Exercise directions:
What lines in the records below contain the string "title"? Copy every one.

Data excerpts:
--------------------

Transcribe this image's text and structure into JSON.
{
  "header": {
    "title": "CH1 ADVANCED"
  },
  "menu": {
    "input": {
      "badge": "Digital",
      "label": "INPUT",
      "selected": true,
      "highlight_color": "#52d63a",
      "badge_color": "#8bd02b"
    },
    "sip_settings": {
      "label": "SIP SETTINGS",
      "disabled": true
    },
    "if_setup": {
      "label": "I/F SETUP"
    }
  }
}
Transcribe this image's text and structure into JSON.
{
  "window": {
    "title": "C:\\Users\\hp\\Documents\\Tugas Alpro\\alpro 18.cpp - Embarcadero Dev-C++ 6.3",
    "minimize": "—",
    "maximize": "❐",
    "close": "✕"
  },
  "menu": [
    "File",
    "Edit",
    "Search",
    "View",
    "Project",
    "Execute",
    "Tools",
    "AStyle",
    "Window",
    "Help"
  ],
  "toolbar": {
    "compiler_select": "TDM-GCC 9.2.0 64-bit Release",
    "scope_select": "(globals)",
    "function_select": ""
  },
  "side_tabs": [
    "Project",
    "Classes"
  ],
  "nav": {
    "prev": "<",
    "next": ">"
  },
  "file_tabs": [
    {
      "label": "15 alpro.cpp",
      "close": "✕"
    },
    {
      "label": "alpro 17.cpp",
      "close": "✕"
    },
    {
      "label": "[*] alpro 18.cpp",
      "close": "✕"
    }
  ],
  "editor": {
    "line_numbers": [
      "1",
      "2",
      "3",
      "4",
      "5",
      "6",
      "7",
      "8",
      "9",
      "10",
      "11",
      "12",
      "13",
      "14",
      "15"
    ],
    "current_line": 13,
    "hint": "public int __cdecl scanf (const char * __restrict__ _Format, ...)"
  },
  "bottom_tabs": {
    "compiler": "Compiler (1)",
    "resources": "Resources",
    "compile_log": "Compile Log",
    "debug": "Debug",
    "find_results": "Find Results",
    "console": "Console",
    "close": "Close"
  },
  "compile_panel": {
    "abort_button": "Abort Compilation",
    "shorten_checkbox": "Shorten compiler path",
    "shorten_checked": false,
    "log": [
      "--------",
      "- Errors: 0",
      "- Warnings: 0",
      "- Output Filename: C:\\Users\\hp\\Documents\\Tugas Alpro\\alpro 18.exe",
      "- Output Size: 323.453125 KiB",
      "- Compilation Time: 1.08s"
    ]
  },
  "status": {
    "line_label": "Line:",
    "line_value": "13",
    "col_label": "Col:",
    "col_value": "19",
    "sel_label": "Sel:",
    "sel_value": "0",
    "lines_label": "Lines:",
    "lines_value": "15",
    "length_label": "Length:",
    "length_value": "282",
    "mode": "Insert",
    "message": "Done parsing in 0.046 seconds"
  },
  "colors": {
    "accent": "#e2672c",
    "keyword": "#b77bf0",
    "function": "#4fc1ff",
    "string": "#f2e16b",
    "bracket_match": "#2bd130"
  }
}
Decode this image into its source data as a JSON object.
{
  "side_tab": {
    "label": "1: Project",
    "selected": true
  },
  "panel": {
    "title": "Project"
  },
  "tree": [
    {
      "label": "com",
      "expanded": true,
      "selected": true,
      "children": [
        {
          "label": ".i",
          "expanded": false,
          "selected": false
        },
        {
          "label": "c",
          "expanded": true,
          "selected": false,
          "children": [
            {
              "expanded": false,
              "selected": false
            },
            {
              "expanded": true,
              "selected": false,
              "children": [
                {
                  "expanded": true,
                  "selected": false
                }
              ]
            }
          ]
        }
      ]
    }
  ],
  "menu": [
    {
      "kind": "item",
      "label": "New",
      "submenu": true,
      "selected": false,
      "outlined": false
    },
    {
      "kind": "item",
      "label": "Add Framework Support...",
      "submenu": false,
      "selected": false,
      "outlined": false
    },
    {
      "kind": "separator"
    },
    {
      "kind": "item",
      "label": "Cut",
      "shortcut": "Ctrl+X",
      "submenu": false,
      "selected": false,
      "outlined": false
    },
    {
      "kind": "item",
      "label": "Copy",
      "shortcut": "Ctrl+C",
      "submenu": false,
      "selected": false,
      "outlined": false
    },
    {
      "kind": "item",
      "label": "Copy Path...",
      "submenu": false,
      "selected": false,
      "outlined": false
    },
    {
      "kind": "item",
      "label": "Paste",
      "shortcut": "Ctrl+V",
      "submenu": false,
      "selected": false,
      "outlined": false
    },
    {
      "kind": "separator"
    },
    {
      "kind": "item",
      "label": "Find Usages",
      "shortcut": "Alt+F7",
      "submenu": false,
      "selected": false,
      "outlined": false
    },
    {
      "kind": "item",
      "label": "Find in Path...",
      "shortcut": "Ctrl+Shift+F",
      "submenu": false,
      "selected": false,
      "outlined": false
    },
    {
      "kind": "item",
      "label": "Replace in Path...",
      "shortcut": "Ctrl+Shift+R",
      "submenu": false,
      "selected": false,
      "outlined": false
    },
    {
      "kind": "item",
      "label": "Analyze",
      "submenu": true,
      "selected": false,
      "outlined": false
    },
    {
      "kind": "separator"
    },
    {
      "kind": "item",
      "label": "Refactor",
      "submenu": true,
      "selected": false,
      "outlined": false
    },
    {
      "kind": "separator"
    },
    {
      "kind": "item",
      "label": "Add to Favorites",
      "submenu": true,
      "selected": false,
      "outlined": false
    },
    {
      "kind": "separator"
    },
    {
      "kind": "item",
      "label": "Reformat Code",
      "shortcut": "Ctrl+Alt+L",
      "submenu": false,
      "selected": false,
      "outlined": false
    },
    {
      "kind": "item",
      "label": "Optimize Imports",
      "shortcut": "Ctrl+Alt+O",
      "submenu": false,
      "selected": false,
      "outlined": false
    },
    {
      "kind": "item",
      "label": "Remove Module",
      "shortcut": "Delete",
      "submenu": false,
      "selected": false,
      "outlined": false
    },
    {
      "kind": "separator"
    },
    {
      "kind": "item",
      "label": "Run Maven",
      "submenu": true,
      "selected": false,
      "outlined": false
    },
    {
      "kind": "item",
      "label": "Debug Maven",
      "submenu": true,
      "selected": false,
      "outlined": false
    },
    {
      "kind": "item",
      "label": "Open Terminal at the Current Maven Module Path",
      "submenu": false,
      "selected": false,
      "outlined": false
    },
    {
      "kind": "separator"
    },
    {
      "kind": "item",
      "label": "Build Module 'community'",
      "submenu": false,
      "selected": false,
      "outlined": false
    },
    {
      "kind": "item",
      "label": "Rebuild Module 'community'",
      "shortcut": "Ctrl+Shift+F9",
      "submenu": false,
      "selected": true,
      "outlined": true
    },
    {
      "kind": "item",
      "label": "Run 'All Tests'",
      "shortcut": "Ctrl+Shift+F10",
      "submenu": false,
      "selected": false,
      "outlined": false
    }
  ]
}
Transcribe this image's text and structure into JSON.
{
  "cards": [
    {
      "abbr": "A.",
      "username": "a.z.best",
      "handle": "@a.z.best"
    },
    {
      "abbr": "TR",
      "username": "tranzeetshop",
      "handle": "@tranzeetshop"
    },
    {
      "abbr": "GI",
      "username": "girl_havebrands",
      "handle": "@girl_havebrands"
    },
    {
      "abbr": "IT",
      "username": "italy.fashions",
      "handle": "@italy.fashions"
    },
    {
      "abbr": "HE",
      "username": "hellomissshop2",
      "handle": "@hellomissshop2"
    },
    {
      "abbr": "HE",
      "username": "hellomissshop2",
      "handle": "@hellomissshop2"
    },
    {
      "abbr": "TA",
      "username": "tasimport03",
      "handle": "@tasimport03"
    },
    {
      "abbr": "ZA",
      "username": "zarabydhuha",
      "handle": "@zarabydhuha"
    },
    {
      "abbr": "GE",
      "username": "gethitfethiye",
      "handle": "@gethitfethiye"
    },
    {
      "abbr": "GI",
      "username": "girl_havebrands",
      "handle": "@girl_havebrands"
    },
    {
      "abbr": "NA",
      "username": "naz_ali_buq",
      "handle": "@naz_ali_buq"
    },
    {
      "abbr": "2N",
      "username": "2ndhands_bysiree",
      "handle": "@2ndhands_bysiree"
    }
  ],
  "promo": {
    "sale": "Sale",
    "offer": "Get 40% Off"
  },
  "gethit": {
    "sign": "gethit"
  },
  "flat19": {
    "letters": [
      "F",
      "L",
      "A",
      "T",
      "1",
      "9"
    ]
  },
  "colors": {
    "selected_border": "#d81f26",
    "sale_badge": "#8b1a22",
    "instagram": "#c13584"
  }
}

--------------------

Written response:
    "title": "CH1 ADVANCED"
    "title": "C:\\Users\\hp\\Documents\\Tugas Alpro\\alpro 18.cpp - Embarcadero Dev-C++ 6.3",
    "title": "Project"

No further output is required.